TASK TO COMPLETE
Copy out every line of the listing in which "JSON" appears.

WORKING DATA
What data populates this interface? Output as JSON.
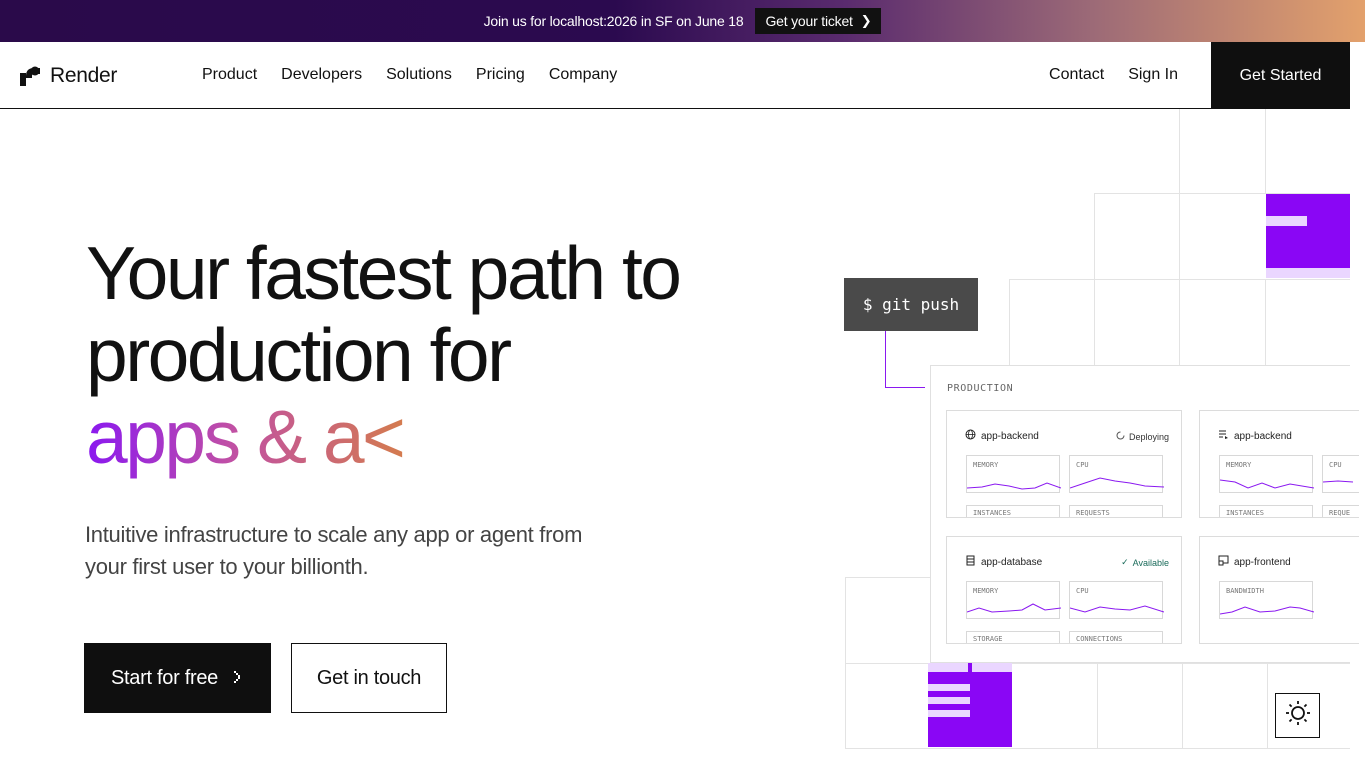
{
  "announcement": {
    "text": "Join us for localhost:2026 in SF on June 18",
    "cta": "Get your ticket"
  },
  "header": {
    "brand": "Render",
    "nav": [
      "Product",
      "Developers",
      "Solutions",
      "Pricing",
      "Company"
    ],
    "contact": "Contact",
    "signin": "Sign In",
    "get_started": "Get Started"
  },
  "hero": {
    "line1": "Your fastest path to",
    "line2": "production for",
    "line3": "apps & a<",
    "subtitle": "Intuitive infrastructure to scale any app or agent from your first user to your billionth.",
    "primary_cta": "Start for free",
    "secondary_cta": "Get in touch"
  },
  "illustration": {
    "terminal": "$ git push",
    "panel_title": "PRODUCTION",
    "cards": [
      {
        "name": "app-backend",
        "status": "Deploying",
        "metrics": [
          "MEMORY",
          "CPU"
        ],
        "footer": [
          "INSTANCES",
          "REQUESTS"
        ]
      },
      {
        "name": "app-backend",
        "status": "",
        "metrics": [
          "MEMORY",
          "CPU"
        ],
        "footer": [
          "INSTANCES",
          "REQUE"
        ]
      },
      {
        "name": "app-database",
        "status": "Available",
        "metrics": [
          "MEMORY",
          "CPU"
        ],
        "footer": [
          "STORAGE",
          "CONNECTIONS"
        ]
      },
      {
        "name": "app-frontend",
        "status": "",
        "metrics": [
          "BANDWIDTH"
        ],
        "footer": []
      }
    ]
  },
  "colors": {
    "accent": "#8a06f5",
    "dark": "#0f0f0f",
    "available": "#1a6b5a"
  },
  "icons": {
    "theme_toggle": "sun-icon"
  }
}
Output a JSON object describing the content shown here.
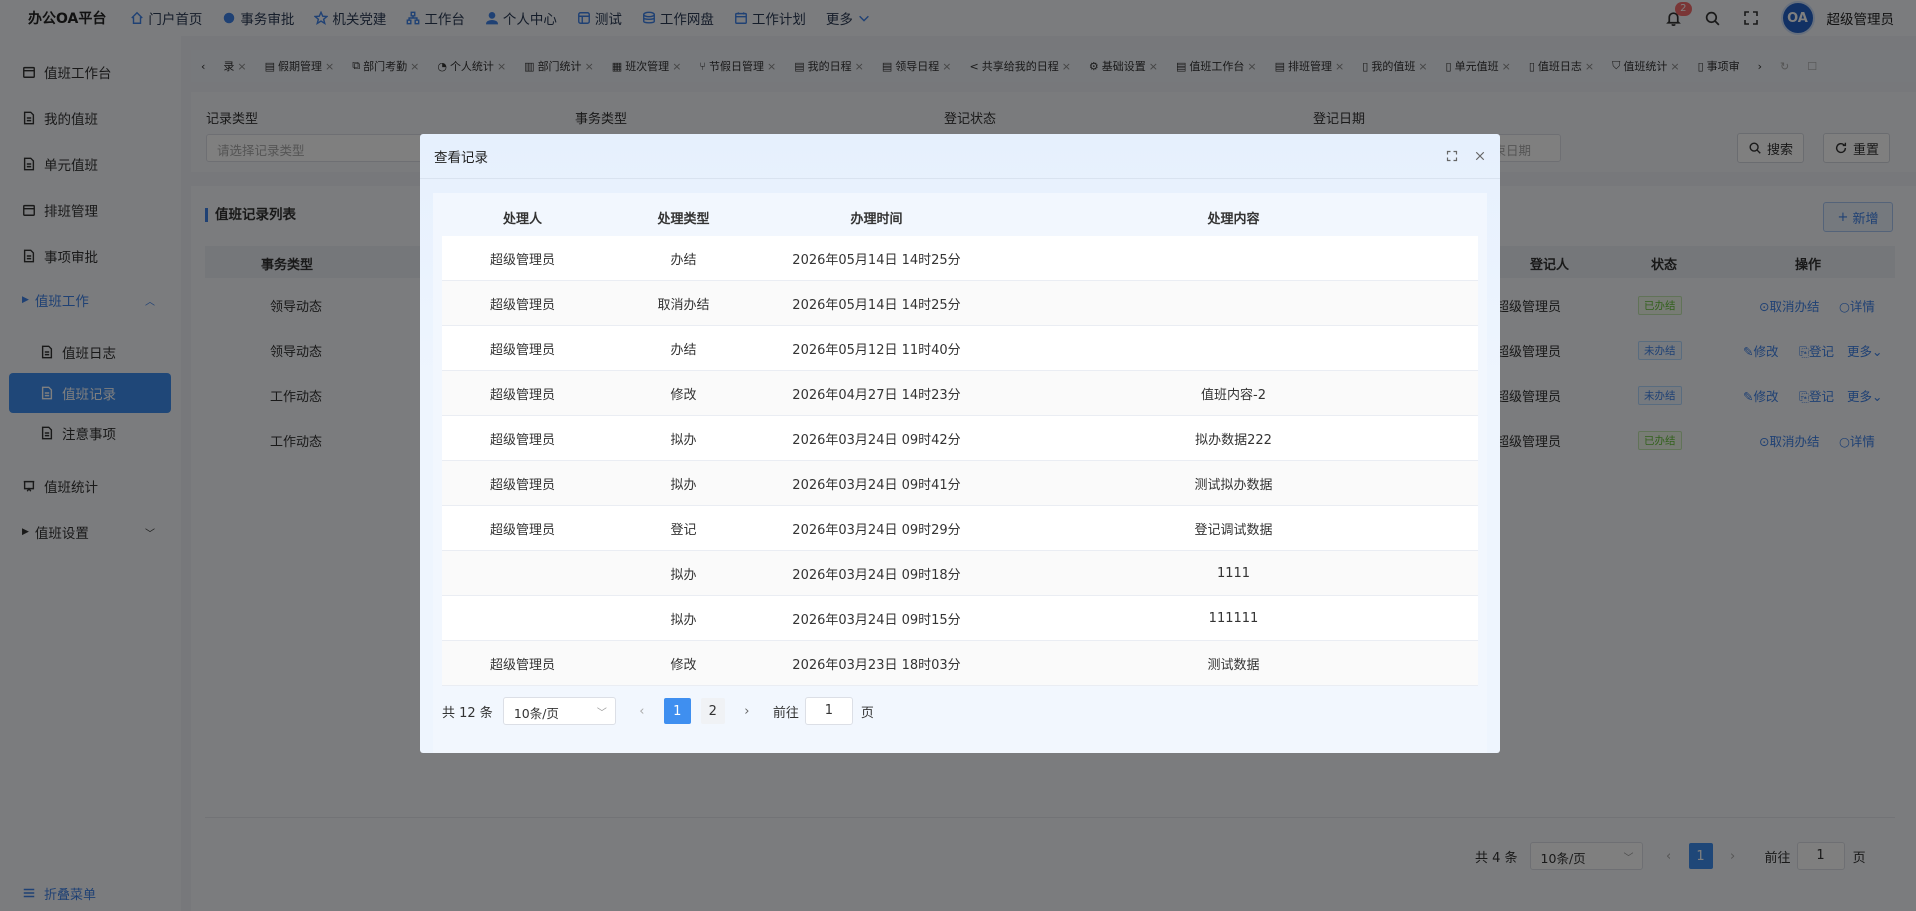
{
  "topbar": {
    "brand": "办公OA平台",
    "nav": [
      {
        "label": "门户首页",
        "icon": "home-icon"
      },
      {
        "label": "事务审批",
        "icon": "approval-icon"
      },
      {
        "label": "机关党建",
        "icon": "star-icon"
      },
      {
        "label": "工作台",
        "icon": "workbench-icon"
      },
      {
        "label": "个人中心",
        "icon": "user-icon"
      },
      {
        "label": "测试",
        "icon": "test-icon"
      },
      {
        "label": "工作网盘",
        "icon": "database-icon"
      },
      {
        "label": "工作计划",
        "icon": "calendar-icon"
      },
      {
        "label": "更多",
        "icon": "chevron-down-icon"
      }
    ],
    "notification_count": "2",
    "avatar_text": "OA",
    "username": "超级管理员"
  },
  "sidebar": {
    "items": [
      {
        "label": "值班工作台"
      },
      {
        "label": "我的值班"
      },
      {
        "label": "单元值班"
      },
      {
        "label": "排班管理"
      },
      {
        "label": "事项审批"
      },
      {
        "label": "值班工作"
      },
      {
        "label": "值班日志"
      },
      {
        "label": "值班记录"
      },
      {
        "label": "注意事项"
      },
      {
        "label": "值班统计"
      },
      {
        "label": "值班设置"
      }
    ],
    "collapse_label": "折叠菜单"
  },
  "tags": [
    "录",
    "假期管理",
    "部门考勤",
    "个人统计",
    "部门统计",
    "班次管理",
    "节假日管理",
    "我的日程",
    "领导日程",
    "共享给我的日程",
    "基础设置",
    "值班工作台",
    "排班管理",
    "我的值班",
    "单元值班",
    "值班日志",
    "值班统计",
    "事项审"
  ],
  "search": {
    "labels": {
      "record_type": "记录类型",
      "affair_type": "事务类型",
      "reg_status": "登记状态",
      "reg_date": "登记日期"
    },
    "record_type_placeholder": "请选择记录类型",
    "end_date_placeholder": "结束日期",
    "search_btn": "搜索",
    "reset_btn": "重置"
  },
  "list": {
    "title": "值班记录列表",
    "add_btn": "新增",
    "headers": {
      "affair_type": "事务类型",
      "registrant": "登记人",
      "status": "状态",
      "ops": "操作"
    },
    "rows": [
      {
        "affair": "领导动态",
        "registrant": "超级管理员",
        "status": "已办结",
        "status_kind": "done",
        "ops": [
          "取消办结",
          "详情"
        ]
      },
      {
        "affair": "领导动态",
        "registrant": "超级管理员",
        "status": "未办结",
        "status_kind": "todo",
        "ops": [
          "修改",
          "登记",
          "更多"
        ]
      },
      {
        "affair": "工作动态",
        "registrant": "超级管理员",
        "status": "未办结",
        "status_kind": "todo",
        "ops": [
          "修改",
          "登记",
          "更多"
        ]
      },
      {
        "affair": "工作动态",
        "registrant": "超级管理员",
        "status": "已办结",
        "status_kind": "done",
        "ops": [
          "取消办结",
          "详情"
        ]
      }
    ],
    "pager": {
      "total": "共 4 条",
      "page_size": "10条/页",
      "current": "1",
      "goto_label": "前往",
      "goto_value": "1",
      "page_unit": "页"
    }
  },
  "modal": {
    "title": "查看记录",
    "headers": {
      "handler": "处理人",
      "type": "处理类型",
      "time": "办理时间",
      "content": "处理内容"
    },
    "rows": [
      {
        "handler": "超级管理员",
        "type": "办结",
        "time": "2026年05月14日 14时25分",
        "content": ""
      },
      {
        "handler": "超级管理员",
        "type": "取消办结",
        "time": "2026年05月14日 14时25分",
        "content": ""
      },
      {
        "handler": "超级管理员",
        "type": "办结",
        "time": "2026年05月12日 11时40分",
        "content": ""
      },
      {
        "handler": "超级管理员",
        "type": "修改",
        "time": "2026年04月27日 14时23分",
        "content": "值班内容-2"
      },
      {
        "handler": "超级管理员",
        "type": "拟办",
        "time": "2026年03月24日 09时42分",
        "content": "拟办数据222"
      },
      {
        "handler": "超级管理员",
        "type": "拟办",
        "time": "2026年03月24日 09时41分",
        "content": "测试拟办数据"
      },
      {
        "handler": "超级管理员",
        "type": "登记",
        "time": "2026年03月24日 09时29分",
        "content": "登记调试数据"
      },
      {
        "handler": "",
        "type": "拟办",
        "time": "2026年03月24日 09时18分",
        "content": "1111"
      },
      {
        "handler": "",
        "type": "拟办",
        "time": "2026年03月24日 09时15分",
        "content": "111111"
      },
      {
        "handler": "超级管理员",
        "type": "修改",
        "time": "2026年03月23日 18时03分",
        "content": "测试数据"
      }
    ],
    "pager": {
      "total": "共 12 条",
      "page_size": "10条/页",
      "pages": [
        "1",
        "2"
      ],
      "current": "1",
      "goto_label": "前往",
      "goto_value": "1",
      "page_unit": "页"
    }
  },
  "colors": {
    "accent": "#3f8ff0",
    "done": "#67c23a",
    "overlay": "rgba(0,0,0,0.5)"
  }
}
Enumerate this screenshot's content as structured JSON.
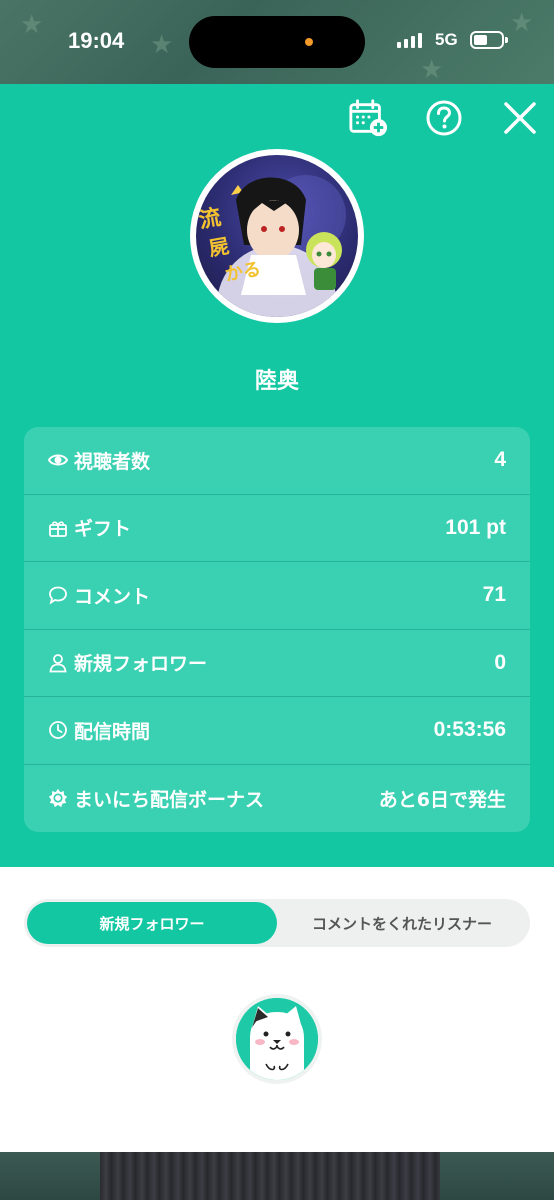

RESPONSE
What data populates this interface? Output as JSON.
Output a JSON object describing the content shown here.
Enumerate this screenshot's content as structured JSON.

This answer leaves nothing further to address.